- Feet: Rabbits’ feet are another sensitive area and they can find it uncomfortable when they are touched. This is because the feet are very delicate and rabbits can easily hurt themselves if they are not handled properly. If you do want to pet your rabbit’s feet, it is best to do it very gently and to be aware of the rabbit’s body language.
Do rabbits like to be petted?
Most rabbits like to be petted and will enjoy the experience if it is done properly. However, as with all animals, there are some individual preferences and not all rabbits will enjoy being petted in the same way. It is important to be aware of the rabbit’s body language and to stop if the rabbit seems uncomfortable.
How to know if a rabbit is enjoying your petting?
If your rabbit is liking your petting session, you’ll find them doing the following. These signs will tell you that they are enjoying;
- Nudging you with its head
- Rubbing against you
- Sitting still
- Closing its eyes
- Licking you
- Flopping over
- Thumping its foot
These are all signs that the rabbit is enjoying the petting and you can continue. If the rabbit starts to squirm or try to move away, it is likely that it is not enjoying the petting and you should stop.
Petting a shy rabbit:
A shy rabbit may not be as receptive to being petted as a more outgoing rabbit. This is because shy rabbits are often more fearful and they may not trust you enough to let you pet them. If you want to try petting a shy rabbit, here are some tips;
- Touch the head and offer them a treat
- Give them scritches behind the ears
- Pet them on the back
These are all ways to help a shy rabbit feel more comfortable with you and to start to build trust. It is important to go slowly and to be aware of the rabbit’s body language. If the rabbit seems uncomfortable, it is best to stop.
Additional tips to be good at petting your rabbit
- Be gentle: Remember that rabbits are delicate creatures and they can be easily injured. Therefore, it is important to be gentle when petting them. Avoid using too much force and be careful not to pull on their fur.
- Be aware of body language: It is important to be aware of the rabbit’s body language when petting them. If the rabbit seems uncomfortable, it is best to stop.
- Go slowly: When petting a rabbit for the first time, it is best to go slowly and to be gentle. This will help the rabbit feel more comfortable and it will allow you to gauge the rabbit’s reaction.
- Be patient: Some rabbits may not be immediately receptive to being petted. This is because they may be shy or they may not trust you yet. If this is the case, it is important to be patient and to go slowly. With time and patience, the rabbit will likely warm up to you and enjoy being petted.
- Use positive reinforcement: If the rabbit seems to enjoy being petted, it is a good idea to use positive reinforcement in the form of treats or verbal praise. This will help the rabbit associate being petted with something positive and it will make them more likely to enjoy it in the future.
Amazon and the Amazon logo are trademarks of Amazon.com, Inc, or its affiliates.
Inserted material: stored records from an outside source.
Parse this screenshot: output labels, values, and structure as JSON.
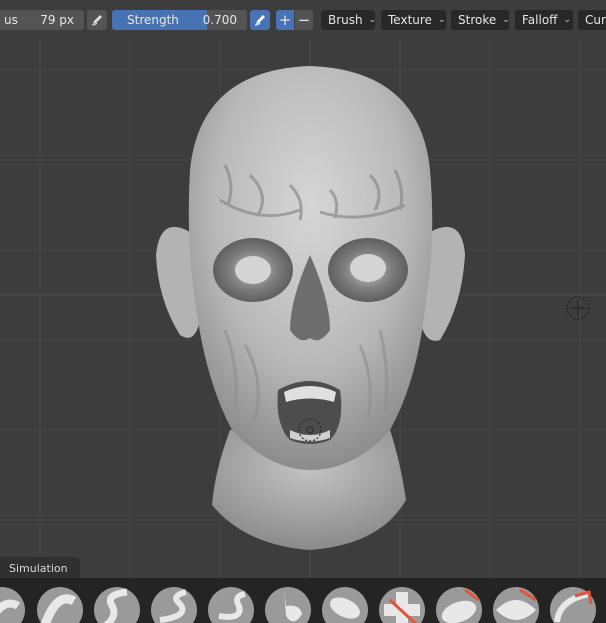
{
  "header": {
    "radius": {
      "label": "us",
      "value": "79 px"
    },
    "strength": {
      "label": "Strength",
      "value": "0.700",
      "level": 0.7
    },
    "dropdowns": [
      {
        "label": "Brush"
      },
      {
        "label": "Texture"
      },
      {
        "label": "Stroke"
      },
      {
        "label": "Falloff"
      },
      {
        "label": "Cur"
      }
    ]
  },
  "tabs": {
    "simulation": "Simulation"
  },
  "colors": {
    "accent": "#4772b3",
    "brush_accent": "#e0553c"
  },
  "icons": [
    "pen-pressure-icon",
    "plus-icon",
    "minus-icon",
    "chevron-down-icon",
    "brush-cursor-icon",
    "3d-cursor-icon"
  ]
}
Hi there! My name is Ben Domb, an owner of two pets and I am one of the co-founders of OurPets HQ. I have several years of experience as a pet care professional in the New England region having spent time in various roles including a stint at a veterinary hospital in Upstate New York, Syracuse area. I am a certified pet care professional and mostly spend my time researching pet nutrition and sharing my thoughts in various blogs and columns. With quarantine and COVID restrictions, I have been spending a lot of time a lot with my dogs and cat and loving it! I also run a small consulting business providing advice to parents on pet nutrition, and especially safe homemade options to try. You can reach me at firstname.lastname@example.org